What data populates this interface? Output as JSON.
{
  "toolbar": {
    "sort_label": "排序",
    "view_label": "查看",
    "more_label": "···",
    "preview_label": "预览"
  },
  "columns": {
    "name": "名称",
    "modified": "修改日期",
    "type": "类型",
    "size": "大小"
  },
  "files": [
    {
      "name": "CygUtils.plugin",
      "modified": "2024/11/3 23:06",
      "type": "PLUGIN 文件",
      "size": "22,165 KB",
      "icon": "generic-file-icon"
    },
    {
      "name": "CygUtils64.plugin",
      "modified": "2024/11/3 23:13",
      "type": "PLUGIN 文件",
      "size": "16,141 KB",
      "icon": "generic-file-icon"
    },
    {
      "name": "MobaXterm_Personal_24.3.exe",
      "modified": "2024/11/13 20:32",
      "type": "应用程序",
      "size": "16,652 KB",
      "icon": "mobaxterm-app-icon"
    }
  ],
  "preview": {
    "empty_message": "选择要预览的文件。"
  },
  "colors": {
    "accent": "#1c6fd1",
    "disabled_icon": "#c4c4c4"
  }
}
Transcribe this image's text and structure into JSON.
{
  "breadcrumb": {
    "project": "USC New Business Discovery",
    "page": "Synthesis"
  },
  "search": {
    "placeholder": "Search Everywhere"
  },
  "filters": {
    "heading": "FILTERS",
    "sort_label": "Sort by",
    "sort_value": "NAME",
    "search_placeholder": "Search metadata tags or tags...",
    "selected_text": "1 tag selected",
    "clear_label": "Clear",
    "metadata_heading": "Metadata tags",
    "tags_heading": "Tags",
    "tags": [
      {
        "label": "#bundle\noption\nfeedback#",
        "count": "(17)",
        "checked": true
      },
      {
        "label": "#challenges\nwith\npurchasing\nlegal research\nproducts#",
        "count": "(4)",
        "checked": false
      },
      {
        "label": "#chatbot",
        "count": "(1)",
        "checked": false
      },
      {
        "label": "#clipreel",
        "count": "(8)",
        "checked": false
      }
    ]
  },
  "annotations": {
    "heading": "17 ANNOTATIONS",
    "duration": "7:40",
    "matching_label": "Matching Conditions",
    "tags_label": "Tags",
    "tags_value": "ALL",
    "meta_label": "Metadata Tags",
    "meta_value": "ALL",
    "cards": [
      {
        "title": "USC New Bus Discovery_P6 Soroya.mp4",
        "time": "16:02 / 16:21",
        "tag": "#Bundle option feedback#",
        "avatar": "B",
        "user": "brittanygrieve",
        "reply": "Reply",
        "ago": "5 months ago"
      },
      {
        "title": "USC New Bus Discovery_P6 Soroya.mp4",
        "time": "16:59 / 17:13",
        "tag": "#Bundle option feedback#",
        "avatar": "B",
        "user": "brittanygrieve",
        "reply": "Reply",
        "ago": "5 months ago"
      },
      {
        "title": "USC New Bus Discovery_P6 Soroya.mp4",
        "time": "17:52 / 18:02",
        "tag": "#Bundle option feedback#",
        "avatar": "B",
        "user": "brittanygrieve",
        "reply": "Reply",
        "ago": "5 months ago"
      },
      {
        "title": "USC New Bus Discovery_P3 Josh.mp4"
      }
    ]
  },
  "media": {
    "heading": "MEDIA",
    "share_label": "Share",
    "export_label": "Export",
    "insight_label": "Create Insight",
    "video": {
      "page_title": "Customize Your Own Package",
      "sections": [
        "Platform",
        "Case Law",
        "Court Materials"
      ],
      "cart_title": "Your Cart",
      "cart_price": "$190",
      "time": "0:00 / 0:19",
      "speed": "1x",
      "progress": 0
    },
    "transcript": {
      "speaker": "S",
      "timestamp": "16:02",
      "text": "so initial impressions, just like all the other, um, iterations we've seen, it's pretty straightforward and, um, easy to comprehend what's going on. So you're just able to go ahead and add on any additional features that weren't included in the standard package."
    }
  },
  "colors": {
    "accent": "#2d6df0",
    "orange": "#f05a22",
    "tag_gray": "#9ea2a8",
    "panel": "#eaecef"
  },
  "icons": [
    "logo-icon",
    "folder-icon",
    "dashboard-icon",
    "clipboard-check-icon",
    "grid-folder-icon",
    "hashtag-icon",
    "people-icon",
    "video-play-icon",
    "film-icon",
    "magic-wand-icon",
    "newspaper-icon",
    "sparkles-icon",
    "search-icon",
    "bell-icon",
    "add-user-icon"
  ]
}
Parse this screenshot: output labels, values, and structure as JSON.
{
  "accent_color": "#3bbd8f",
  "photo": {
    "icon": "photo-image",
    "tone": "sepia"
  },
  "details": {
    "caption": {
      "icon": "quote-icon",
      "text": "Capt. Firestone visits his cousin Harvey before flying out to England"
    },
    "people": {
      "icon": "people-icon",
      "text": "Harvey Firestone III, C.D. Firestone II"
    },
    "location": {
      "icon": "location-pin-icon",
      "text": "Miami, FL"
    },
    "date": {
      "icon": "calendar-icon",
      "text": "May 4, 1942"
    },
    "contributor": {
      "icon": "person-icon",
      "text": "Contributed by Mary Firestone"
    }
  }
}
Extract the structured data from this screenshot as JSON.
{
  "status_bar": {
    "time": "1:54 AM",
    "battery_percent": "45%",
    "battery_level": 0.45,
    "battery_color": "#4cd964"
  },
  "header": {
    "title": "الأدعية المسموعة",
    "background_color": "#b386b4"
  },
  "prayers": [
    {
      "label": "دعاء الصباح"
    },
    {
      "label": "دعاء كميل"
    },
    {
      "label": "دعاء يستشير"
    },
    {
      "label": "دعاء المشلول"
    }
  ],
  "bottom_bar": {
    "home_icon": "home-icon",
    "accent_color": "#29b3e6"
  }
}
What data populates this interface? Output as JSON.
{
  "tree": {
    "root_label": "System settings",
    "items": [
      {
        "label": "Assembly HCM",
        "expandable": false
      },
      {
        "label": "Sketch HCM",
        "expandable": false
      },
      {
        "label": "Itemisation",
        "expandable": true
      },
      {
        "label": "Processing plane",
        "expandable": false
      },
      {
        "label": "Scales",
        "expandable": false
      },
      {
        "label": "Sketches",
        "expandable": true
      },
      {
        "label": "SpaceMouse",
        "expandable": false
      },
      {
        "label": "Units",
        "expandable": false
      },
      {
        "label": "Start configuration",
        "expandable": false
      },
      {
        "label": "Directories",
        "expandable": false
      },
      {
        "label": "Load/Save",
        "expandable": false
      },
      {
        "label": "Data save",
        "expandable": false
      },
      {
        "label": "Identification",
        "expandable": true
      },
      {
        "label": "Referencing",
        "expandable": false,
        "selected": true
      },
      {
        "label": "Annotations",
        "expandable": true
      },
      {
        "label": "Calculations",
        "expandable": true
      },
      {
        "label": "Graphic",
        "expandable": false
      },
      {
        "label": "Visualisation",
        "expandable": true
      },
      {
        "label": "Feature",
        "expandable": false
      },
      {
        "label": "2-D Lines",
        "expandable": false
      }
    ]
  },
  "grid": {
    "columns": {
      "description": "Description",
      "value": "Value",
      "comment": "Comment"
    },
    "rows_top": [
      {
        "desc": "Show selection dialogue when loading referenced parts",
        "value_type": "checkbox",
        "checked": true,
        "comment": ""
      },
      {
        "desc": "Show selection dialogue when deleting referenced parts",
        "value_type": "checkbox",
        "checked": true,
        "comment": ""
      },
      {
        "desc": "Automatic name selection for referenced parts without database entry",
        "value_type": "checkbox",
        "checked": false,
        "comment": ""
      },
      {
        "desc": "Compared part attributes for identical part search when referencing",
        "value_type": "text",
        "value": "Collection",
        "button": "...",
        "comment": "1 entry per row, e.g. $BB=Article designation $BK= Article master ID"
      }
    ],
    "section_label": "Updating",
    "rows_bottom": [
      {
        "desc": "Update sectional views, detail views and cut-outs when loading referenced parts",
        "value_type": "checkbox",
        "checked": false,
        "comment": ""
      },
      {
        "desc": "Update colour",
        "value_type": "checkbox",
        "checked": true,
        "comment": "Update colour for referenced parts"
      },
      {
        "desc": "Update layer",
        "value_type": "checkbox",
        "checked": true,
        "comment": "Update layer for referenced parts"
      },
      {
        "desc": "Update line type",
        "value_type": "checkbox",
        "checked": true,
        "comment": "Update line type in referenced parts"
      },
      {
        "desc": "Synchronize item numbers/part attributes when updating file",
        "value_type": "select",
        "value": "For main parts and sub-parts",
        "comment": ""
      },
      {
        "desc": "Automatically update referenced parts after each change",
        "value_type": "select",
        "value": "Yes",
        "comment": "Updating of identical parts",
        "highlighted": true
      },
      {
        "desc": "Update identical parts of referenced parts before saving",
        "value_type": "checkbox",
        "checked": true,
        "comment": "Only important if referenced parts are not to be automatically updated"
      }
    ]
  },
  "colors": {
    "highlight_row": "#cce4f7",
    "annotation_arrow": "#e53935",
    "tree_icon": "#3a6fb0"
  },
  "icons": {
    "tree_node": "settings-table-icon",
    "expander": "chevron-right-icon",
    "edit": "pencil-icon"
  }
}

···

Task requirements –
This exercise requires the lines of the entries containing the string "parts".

Output of the exercise –
        "desc": "Show selection dialogue when loading referenced parts",
        "desc": "Show selection dialogue when deleting referenced parts",
        "desc": "Automatic name selection for referenced parts without database entry",
        "desc": "Update sectional views, detail views and cut-outs when loading referenced parts",
        "comment": "Update colour for referenced parts"
        "comment": "Update layer for referenced parts"
        "comment": "Update line type in referenced parts"
        "value": "For main parts and sub-parts",
        "desc": "Automatically update referenced parts after each change",
        "comment": "Updating of identical parts",
        "desc": "Update identical parts of referenced parts before saving",
        "comment": "Only important if referenced parts are not to be automatically updated"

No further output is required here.